I’m not suggesting we completely sanitize the scriptures, even for little ones (although I have started using “be mean to” or “hurt each other” instead of the ubiquitous “kill,” thanks to a friend’s suggestion. Not that much better, but I’d rather have him chasing his friends on the playground, yelling “I’m going to be mean to you now” instead of “I’m going to kill you!”) If I’m wondering about this now, I can’t even imagine how we are going to go about teaching Church History or even the Old Testament to our kids (note: not the focus of this post).
Unfortunately, I have more questions than answers to offer on this topic. Could/should the stories be re-written by the Church in a more pre-K friendly way? Or should I continue to soften the stories as I read, skipping some or strategically hiding the more graphic pictures. Is there value in reading the scriptures chronologically, or is it okay to just tell stories based on the gospel art pictures, etc.? As far as reading them as they are, Laban and all, I would never read him other violent/disturbing stories this young–if I am reading scripture stories, does it justify the violence? My thought, obviously, is no–at least not until they are old enough to understand context.
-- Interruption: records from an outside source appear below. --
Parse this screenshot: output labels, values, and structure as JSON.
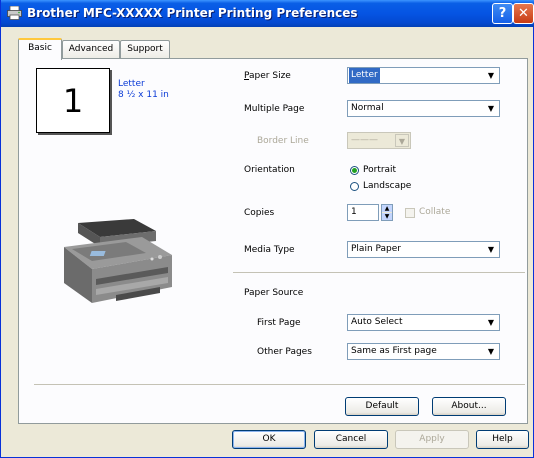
{
  "window": {
    "title": "Brother MFC-XXXXX Printer Printing Preferences",
    "help_glyph": "?",
    "close_glyph": "✕",
    "icon": "printer-icon"
  },
  "tabs": [
    {
      "label": "Basic",
      "active": true
    },
    {
      "label": "Advanced",
      "active": false
    },
    {
      "label": "Support",
      "active": false
    }
  ],
  "preview": {
    "page_number": "1",
    "paper_name": "Letter",
    "paper_dims": "8 ½ x 11 in",
    "device_image": "printer-device-illustration"
  },
  "form": {
    "paper_size": {
      "label": "Paper Size",
      "value": "Letter"
    },
    "multiple_page": {
      "label": "Multiple Page",
      "value": "Normal"
    },
    "border_line": {
      "label": "Border Line",
      "value": "———",
      "enabled": false
    },
    "orientation": {
      "label": "Orientation",
      "options": [
        "Portrait",
        "Landscape"
      ],
      "selected": "Portrait"
    },
    "copies": {
      "label": "Copies",
      "value": "1",
      "collate_label": "Collate",
      "collate_checked": false,
      "collate_enabled": false
    },
    "media_type": {
      "label": "Media Type",
      "value": "Plain Paper"
    },
    "paper_source": {
      "label": "Paper Source",
      "first_page": {
        "label": "First Page",
        "value": "Auto Select"
      },
      "other_pages": {
        "label": "Other Pages",
        "value": "Same as First page"
      }
    }
  },
  "panel_buttons": {
    "default": "Default",
    "about": "About..."
  },
  "dialog_buttons": {
    "ok": "OK",
    "cancel": "Cancel",
    "apply": "Apply",
    "help": "Help"
  },
  "colors": {
    "titlebar": "#0554e3",
    "selection": "#316ac5",
    "tab_highlight": "#ffc83c",
    "preview_text": "#0b3bd6",
    "radio_dot": "#21a121"
  }
}
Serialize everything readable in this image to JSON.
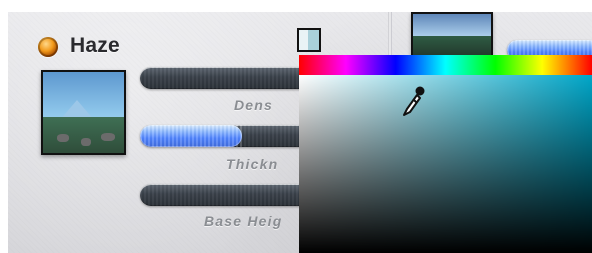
{
  "panel": {
    "title": "Haze",
    "led_color": "#f29a1b",
    "labels": {
      "density": "Dens",
      "thickness": "Thickn",
      "base_height": "Base Heig"
    },
    "sliders": {
      "density_fill_percent": 0,
      "thickness_fill_percent": 60,
      "base_height_fill_percent": 0
    }
  },
  "color_picker": {
    "swatch_color": "#a9d0da",
    "hue_bar": "hue-spectrum",
    "saturation_field": "sv-field",
    "icon": "eyedropper-icon"
  }
}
How do you teach the scriptures to your children, Primary class, family members, etc? Do you have different scripture teaching aids, for the Book of Mormon or other standard works, that work for you? Other books that you enjoy? I’d love some input on this.